I met Gord from Sturgeon River Ranch back in June, during a conference in Saskatoon. He was a real Saskatchewan cowboy, and easily discernable thanks to the black cowboy hat he always wore. A few days later, I joined Gord on an overnight horseback trek into Prince Albert National Park.
Like in the previous year when I had visited La Reata Ranch, Gord paired me with a gingery appaloosa thoroughbred named Applejack. And just like Gus, Applejack was bit of a saucy, flatulent mare. But I stroked his coat and nuzzled his neck, whispered into his ear that I’d be kind to him, and he seemed to understand.
Gord is currently the only tour operator running overnight horseback tours through the park. The area is home to a herd of free-ranging bison, and so regulations are tight. Our tipi campground would be as rustic as it gets: no electricity, no bathrooms, and no running water.
There was a large crew of us going, including a handful of other journalists, two camp hands named Becky and Kristen, Gord’s son Jake, our tourism guide Jackie, and another cowboy named Glenn. We loaded up a pioneer wagon with all our gear, and Glenn led the way, pulled by two stunning large Percheron crosses.
The foot of our route was carved out by wagons and other traffic, thus making the first leg an easy ride. We picked our way down the trail flanked by tall mature white spruces before veering left into the dense brush.
I asked Gord if he had bushwacked his way through these trails often.
“Actually,” he said. “It’s the bison that carve out these routes.”
And then Gord’s horse Jackson, directly in front of me, leapt back in terror and turned head-on into Applejack.
“Bison!” Gord shouted.
Gord quickly managed to control Jackson. As I directed Applejack back onto the trail, I caught sight of a bison crashing through the undergrowth. It happened in seconds.
Laughing, we moved on and out into the open plains partially submerged in water thanks to recent storms. Along the way, Gord pointed out wolf tracks, hawks swooping across the sky, and an old bison skull picked clean. Then he stopped and motioned for us all to be quiet. He pointed out into the field.
From the protection of the forest came several bison bounding across the plains. I struggled to take photos from my horse, but kept laughing and falling sideways. I had expected the bison to charge forth in their herd; instead, they each bounced their way along like little rabbits. The whole thing looked ridiculous.
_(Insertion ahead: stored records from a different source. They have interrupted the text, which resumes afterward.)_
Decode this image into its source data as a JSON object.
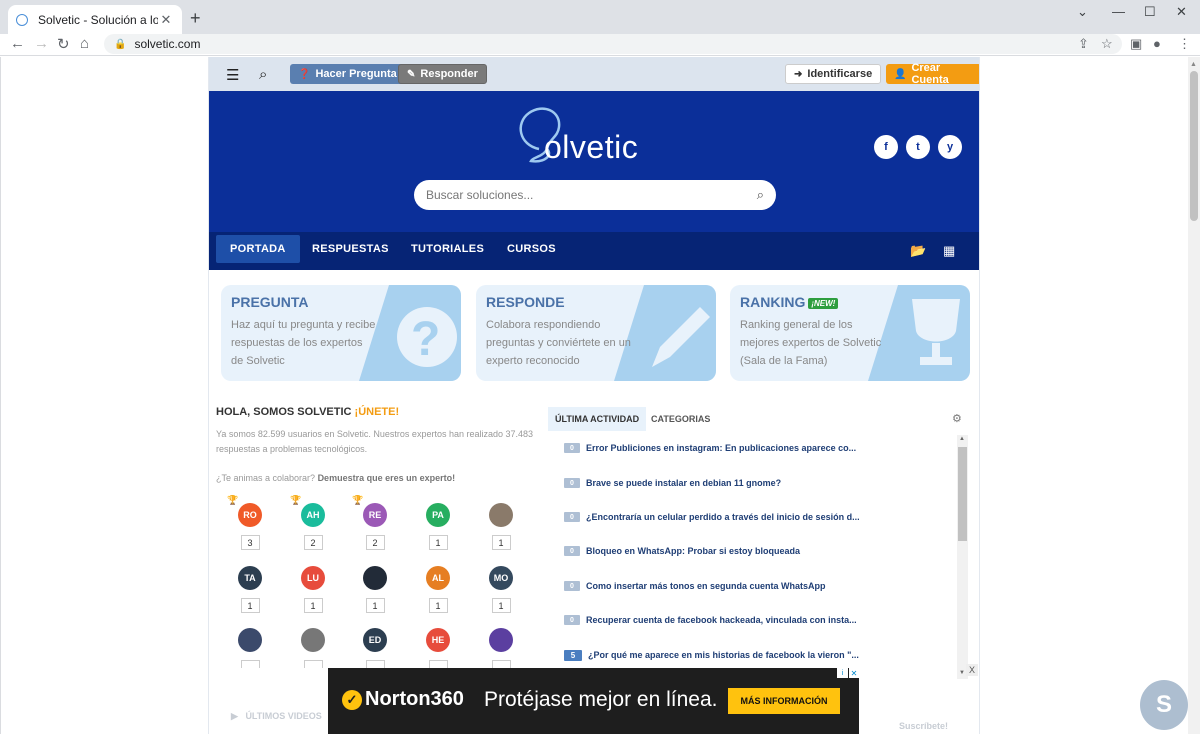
{
  "browser": {
    "tab_title": "Solvetic - Solución a los problem",
    "url": "solvetic.com"
  },
  "topbar": {
    "ask_label": "Hacer Pregunta",
    "answer_label": "Responder",
    "login_label": "Identificarse",
    "signup_label": "Crear Cuenta"
  },
  "hero": {
    "logo_text": "olvetic",
    "search_placeholder": "Buscar soluciones...",
    "social": [
      "f",
      "t",
      "y"
    ]
  },
  "nav": {
    "items": [
      "PORTADA",
      "RESPUESTAS",
      "TUTORIALES",
      "CURSOS"
    ]
  },
  "cards": [
    {
      "title": "PREGUNTA",
      "desc": "Haz aquí tu pregunta y recibe respuestas de los expertos de Solvetic"
    },
    {
      "title": "RESPONDE",
      "desc": "Colabora respondiendo preguntas y conviértete en un experto reconocido"
    },
    {
      "title": "RANKING",
      "badge": "¡NEW!",
      "desc": "Ranking general de los mejores expertos de Solvetic (Sala de la Fama)"
    }
  ],
  "community": {
    "hello": "HOLA, SOMOS SOLVETIC ",
    "join": "¡ÚNETE!",
    "stats": "Ya somos 82.599 usuarios en Solvetic. Nuestros expertos han realizado 37.483 respuestas a problemas tecnológicos.",
    "invite_prefix": "¿Te animas a colaborar? ",
    "invite_bold": "Demuestra que eres un experto!",
    "users": [
      {
        "initials": "RO",
        "color": "#f05a28",
        "count": "3",
        "trophy": "gold"
      },
      {
        "initials": "AH",
        "color": "#1abc9c",
        "count": "2",
        "trophy": "silver"
      },
      {
        "initials": "RE",
        "color": "#9b59b6",
        "count": "2",
        "trophy": "bronze"
      },
      {
        "initials": "PA",
        "color": "#27ae60",
        "count": "1"
      },
      {
        "initials": "",
        "color": "#8a7a6a",
        "count": "1"
      },
      {
        "initials": "TA",
        "color": "#2c3e50",
        "count": "1"
      },
      {
        "initials": "LU",
        "color": "#e74c3c",
        "count": "1"
      },
      {
        "initials": "",
        "color": "#222b38",
        "count": "1"
      },
      {
        "initials": "AL",
        "color": "#e67e22",
        "count": "1"
      },
      {
        "initials": "MO",
        "color": "#34495e",
        "count": "1"
      },
      {
        "initials": "",
        "color": "#3b4a6b",
        "count": ""
      },
      {
        "initials": "",
        "color": "#777",
        "count": ""
      },
      {
        "initials": "ED",
        "color": "#2c3e50",
        "count": ""
      },
      {
        "initials": "HE",
        "color": "#e74c3c",
        "count": ""
      },
      {
        "initials": "",
        "color": "#5b3fa0",
        "count": ""
      }
    ]
  },
  "activity": {
    "tabs": [
      "ÚLTIMA ACTIVIDAD",
      "CATEGORIAS"
    ],
    "items": [
      {
        "num": "0",
        "text": "Error Publiciones en instagram: En publicaciones aparece co..."
      },
      {
        "num": "0",
        "text": "Brave se puede instalar en debian 11 gnome?"
      },
      {
        "num": "0",
        "text": "¿Encontraría un celular perdido a través del inicio de sesión d..."
      },
      {
        "num": "0",
        "text": "Bloqueo en WhatsApp: Probar si estoy bloqueada"
      },
      {
        "num": "0",
        "text": "Como insertar más tonos en segunda cuenta WhatsApp"
      },
      {
        "num": "0",
        "text": "Recuperar cuenta de facebook hackeada, vinculada con insta..."
      },
      {
        "num": "5",
        "text": "¿Por qué me aparece en mis historias de facebook la vieron \"..."
      }
    ]
  },
  "ad": {
    "brand": "Norton360",
    "slogan": "Protéjase mejor en línea.",
    "cta": "MÁS INFORMACIÓN"
  },
  "footer": {
    "videos": "ÚLTIMOS VIDEOS",
    "subscribe": "Suscríbete!"
  }
}
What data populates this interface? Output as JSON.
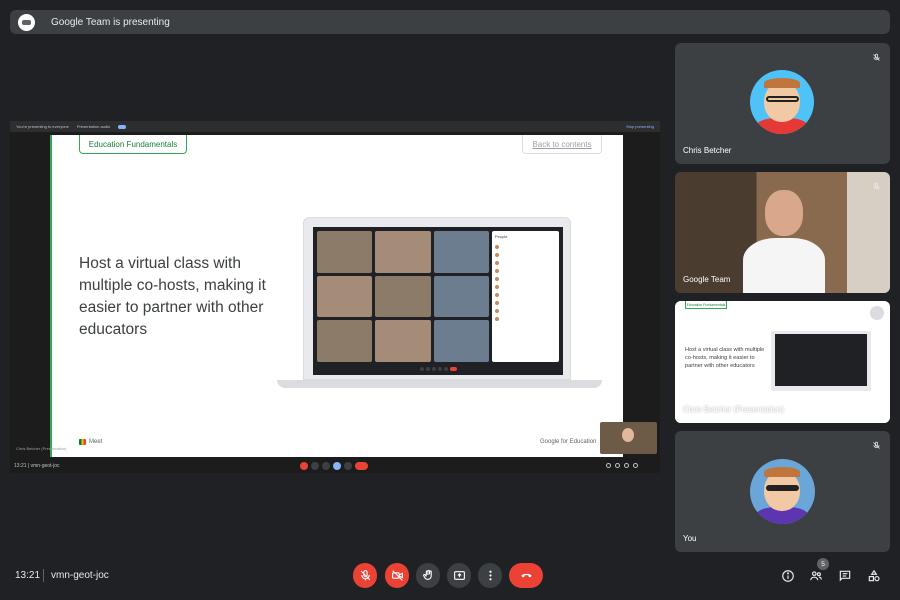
{
  "banner": {
    "text": "Google Team is presenting"
  },
  "stage": {
    "top_bar_left": "You're presenting to everyone",
    "top_bar_audio": "Presentation audio",
    "top_bar_stop": "Stop presenting",
    "caption": "Chris Betcher (Presentation)",
    "bottom_left": "13:21 | vmn-geot-joc"
  },
  "slide": {
    "pill": "Education Fundamentals",
    "back": "Back to contents",
    "heading": "Host a virtual class with multiple co-hosts, making it easier to partner with other educators",
    "meet_label": "Meet",
    "footer_brand": "Google for Education",
    "people_panel_title": "People"
  },
  "tiles": [
    {
      "name": "Chris Betcher"
    },
    {
      "name": "Google Team"
    },
    {
      "name": "Chris Betcher (Presentation)",
      "mini_pill": "Education Fundamentals",
      "mini_text": "Host a virtual class with multiple co-hosts, making it easier to partner with other educators"
    },
    {
      "name": "You"
    }
  ],
  "bottom": {
    "time": "13:21",
    "meeting_code": "vmn-geot-joc",
    "participant_count": "5"
  },
  "icons": {
    "mic": "mic-off-icon",
    "camera": "camera-off-icon",
    "hand": "raise-hand-icon",
    "present": "present-screen-icon",
    "more": "more-vert-icon",
    "end": "end-call-icon",
    "info": "info-icon",
    "people": "people-icon",
    "chat": "chat-icon",
    "activities": "activities-icon"
  },
  "colors": {
    "background": "#202124",
    "control": "#3c4043",
    "end_call": "#ea4335",
    "accent_green": "#34a853"
  }
}
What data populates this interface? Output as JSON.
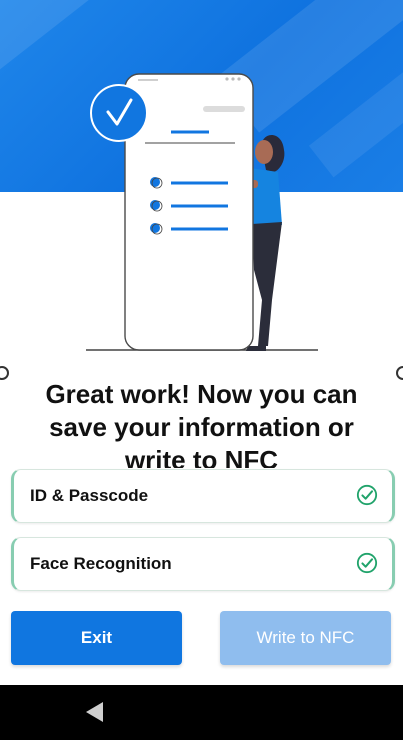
{
  "headline": "Great work! Now you can save your information or write to NFC",
  "cards": [
    {
      "label": "ID & Passcode",
      "icon": "check-circle-icon"
    },
    {
      "label": "Face Recognition",
      "icon": "check-circle-icon"
    }
  ],
  "buttons": {
    "exit": "Exit",
    "write_nfc": "Write to NFC"
  },
  "colors": {
    "primary": "#1076e0",
    "primary_disabled": "#8fbdee",
    "success": "#21a36b",
    "hero": "#1282e6"
  }
}
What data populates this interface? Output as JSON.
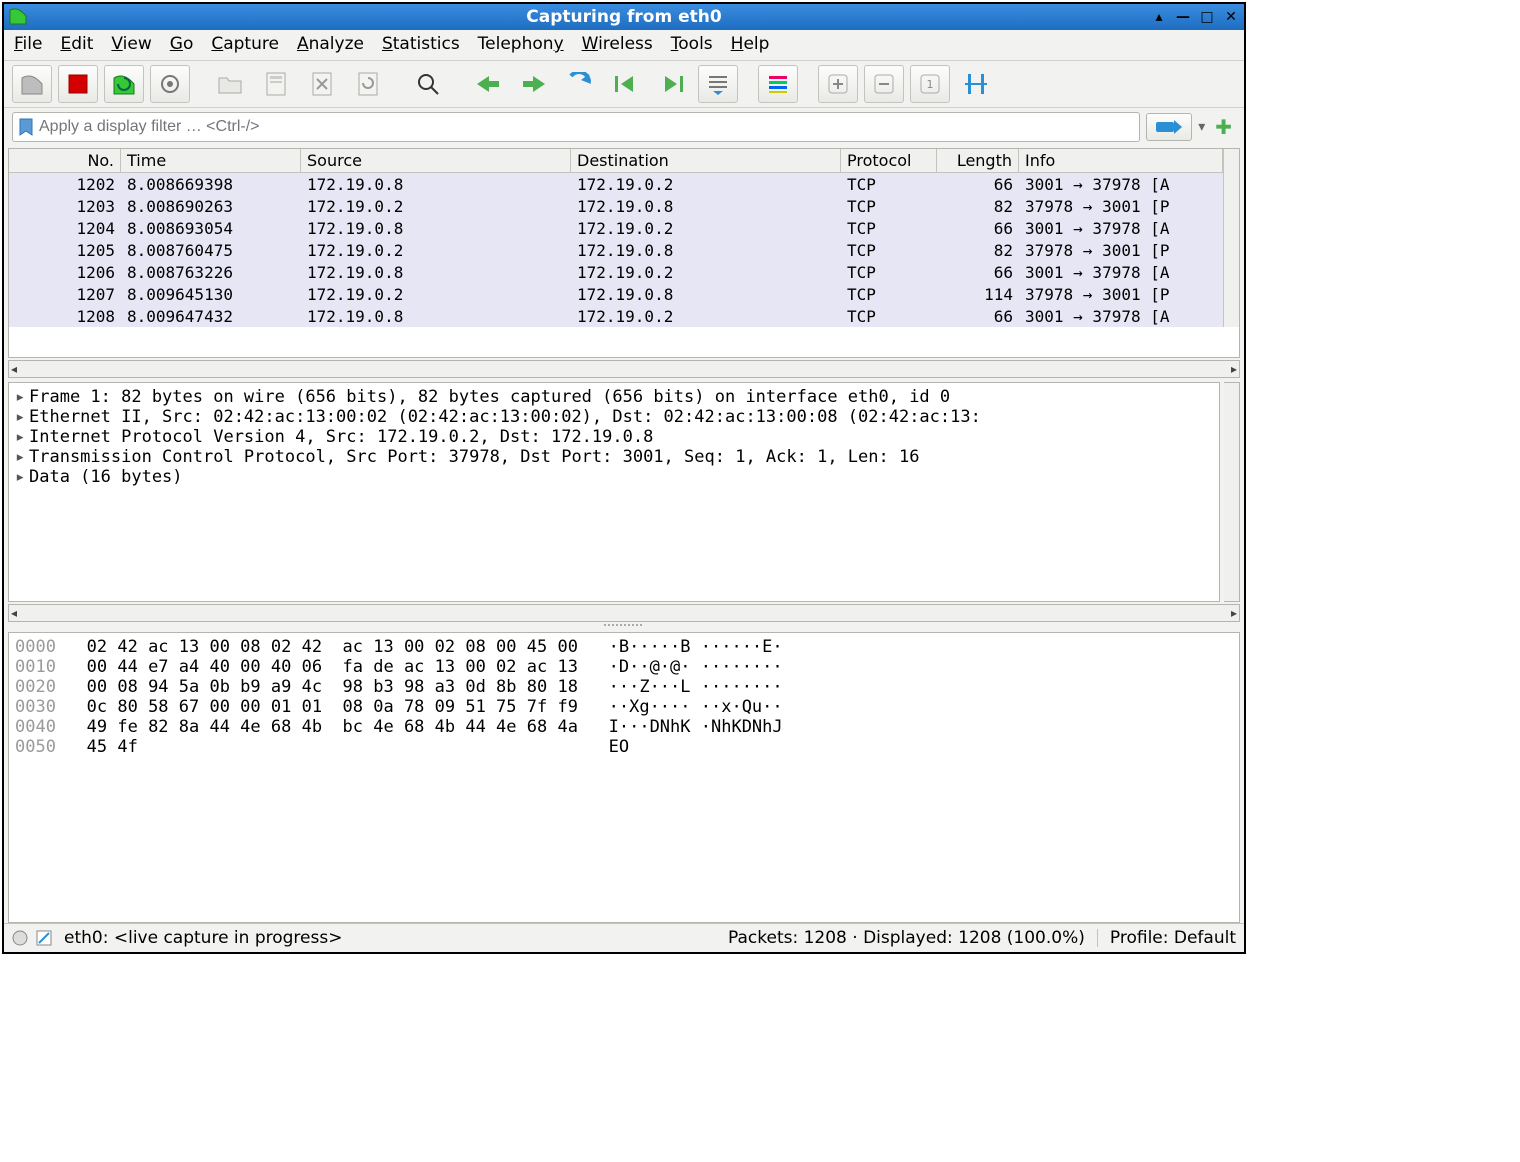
{
  "window": {
    "title": "Capturing from eth0"
  },
  "menu": {
    "items": [
      {
        "label": "File",
        "ukey": "F"
      },
      {
        "label": "Edit",
        "ukey": "E"
      },
      {
        "label": "View",
        "ukey": "V"
      },
      {
        "label": "Go",
        "ukey": "G"
      },
      {
        "label": "Capture",
        "ukey": "C"
      },
      {
        "label": "Analyze",
        "ukey": "A"
      },
      {
        "label": "Statistics",
        "ukey": "S"
      },
      {
        "label": "Telephony",
        "ukey": "y"
      },
      {
        "label": "Wireless",
        "ukey": "W"
      },
      {
        "label": "Tools",
        "ukey": "T"
      },
      {
        "label": "Help",
        "ukey": "H"
      }
    ]
  },
  "filter": {
    "placeholder": "Apply a display filter … <Ctrl-/>"
  },
  "columns": {
    "no": "No.",
    "time": "Time",
    "src": "Source",
    "dst": "Destination",
    "proto": "Protocol",
    "len": "Length",
    "info": "Info"
  },
  "packets": [
    {
      "no": "1202",
      "time": "8.008669398",
      "src": "172.19.0.8",
      "dst": "172.19.0.2",
      "proto": "TCP",
      "len": "66",
      "info": "3001 → 37978  [A"
    },
    {
      "no": "1203",
      "time": "8.008690263",
      "src": "172.19.0.2",
      "dst": "172.19.0.8",
      "proto": "TCP",
      "len": "82",
      "info": "37978 → 3001  [P"
    },
    {
      "no": "1204",
      "time": "8.008693054",
      "src": "172.19.0.8",
      "dst": "172.19.0.2",
      "proto": "TCP",
      "len": "66",
      "info": "3001 → 37978  [A"
    },
    {
      "no": "1205",
      "time": "8.008760475",
      "src": "172.19.0.2",
      "dst": "172.19.0.8",
      "proto": "TCP",
      "len": "82",
      "info": "37978 → 3001  [P"
    },
    {
      "no": "1206",
      "time": "8.008763226",
      "src": "172.19.0.8",
      "dst": "172.19.0.2",
      "proto": "TCP",
      "len": "66",
      "info": "3001 → 37978  [A"
    },
    {
      "no": "1207",
      "time": "8.009645130",
      "src": "172.19.0.2",
      "dst": "172.19.0.8",
      "proto": "TCP",
      "len": "114",
      "info": "37978 → 3001  [P"
    },
    {
      "no": "1208",
      "time": "8.009647432",
      "src": "172.19.0.8",
      "dst": "172.19.0.2",
      "proto": "TCP",
      "len": "66",
      "info": "3001 → 37978  [A"
    }
  ],
  "details": [
    "Frame 1: 82 bytes on wire (656 bits), 82 bytes captured (656 bits) on interface eth0, id 0",
    "Ethernet II, Src: 02:42:ac:13:00:02 (02:42:ac:13:00:02), Dst: 02:42:ac:13:00:08 (02:42:ac:13:",
    "Internet Protocol Version 4, Src: 172.19.0.2, Dst: 172.19.0.8",
    "Transmission Control Protocol, Src Port: 37978, Dst Port: 3001, Seq: 1, Ack: 1, Len: 16",
    "Data (16 bytes)"
  ],
  "hex": [
    {
      "off": "0000",
      "bytes": "02 42 ac 13 00 08 02 42  ac 13 00 02 08 00 45 00",
      "ascii": "·B·····B ······E·"
    },
    {
      "off": "0010",
      "bytes": "00 44 e7 a4 40 00 40 06  fa de ac 13 00 02 ac 13",
      "ascii": "·D··@·@· ········"
    },
    {
      "off": "0020",
      "bytes": "00 08 94 5a 0b b9 a9 4c  98 b3 98 a3 0d 8b 80 18",
      "ascii": "···Z···L ········"
    },
    {
      "off": "0030",
      "bytes": "0c 80 58 67 00 00 01 01  08 0a 78 09 51 75 7f f9",
      "ascii": "··Xg···· ··x·Qu··"
    },
    {
      "off": "0040",
      "bytes": "49 fe 82 8a 44 4e 68 4b  bc 4e 68 4b 44 4e 68 4a",
      "ascii": "I···DNhK ·NhKDNhJ"
    },
    {
      "off": "0050",
      "bytes": "45 4f                                           ",
      "ascii": "EO"
    }
  ],
  "status": {
    "capture": "eth0: <live capture in progress>",
    "packets": "Packets: 1208 · Displayed: 1208 (100.0%)",
    "profile": "Profile: Default"
  }
}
When we reached our campsite about six hours later, we unloaded our gear and started setting up. Becky, our resident chef, began expertly unloading the camp kitchen and pulling out Tupperware containers filled with food and appliances. A fire was started. Cans of Old Style Pilsner were popped open, and we pulled our chairs around for a rest. My inner thighs were on fire from having rode so far.
I remember thinking how lucky our hosts were, for this to be part of their routine. Your life can be somebody else’s adventure.
Gord and Glenn joked about the time they tricked some burly male tree planters.
“We told them if they wore lipstick, it’d keep the bugs away,” said Glenn. “So they did.”
My one big mistake of the trip was thinking a thin pair of long leggings would fend back the mosquito attacks. Every time I had looked down during my ride, another hoard of them had attached themselves to my leg. By the time dinner was served, I had more than 50 bites scarring calves and thighs. I learned why cowboys wear jeans.
As the sun set and the moon began its ascent, we finished our meal of stew and cobbler and started making bedtime preparations. The journalists eventually headed towards the tipi.
“I want to sleep out here, but only if you guys are nearby,” I said to the guides.
Nobody argued. I pulled up a cot and positioned it next to the wagon, where Glenn had wrapped himself up in a tarp underneath. Becky and Kristen had laid out their horse blankets next to the wagon as well, huddling up together for warmth. Even Gord’s young son seemed to have no problem with the idea of sleeping out in the wild.
I cocooned myself in my sleeping bag with my flashlight tucked into my armpit. I readied myself for a night of tossing and turning as I lay on my back looking up at the stars. Sleep has never been my strongpoint. I wondered at the fireflies that drifted by, not having experienced them on the east coast. Coyotes howled above the crackling of the fire.
I fought to stay awake, wanting to take it all in as the fire’s final moments popped and crackled. I fell asleep in minutes.
I awoke well after the fire died out, just before dawn. A soft mist had snaked its way across the plains, and had draped around the horses off in the field. One of the horses lay silent in the grass, only its head visible above the fog.
I fell asleep again.
The next time I awoke, Jackie was leading Applejack to the edge of the campsite. She looked alarmed.
“What’s going on?” I whispered.
“There were wolves circling the site,” she said. “The horses got nervous.”
I jumped out of bed as Jackie went to wake Gord up, and we each started scouting the area. There was nothing to worry about – I simply had never seen wolves before. Off in the distance, three giant grey dogs disappeared into the forest. They were close enough for me to see the markings on their fur.
I stretched my arms over my head, extended my fingers to the sky, and yawned. I hadn’t felt so well rested in weeks.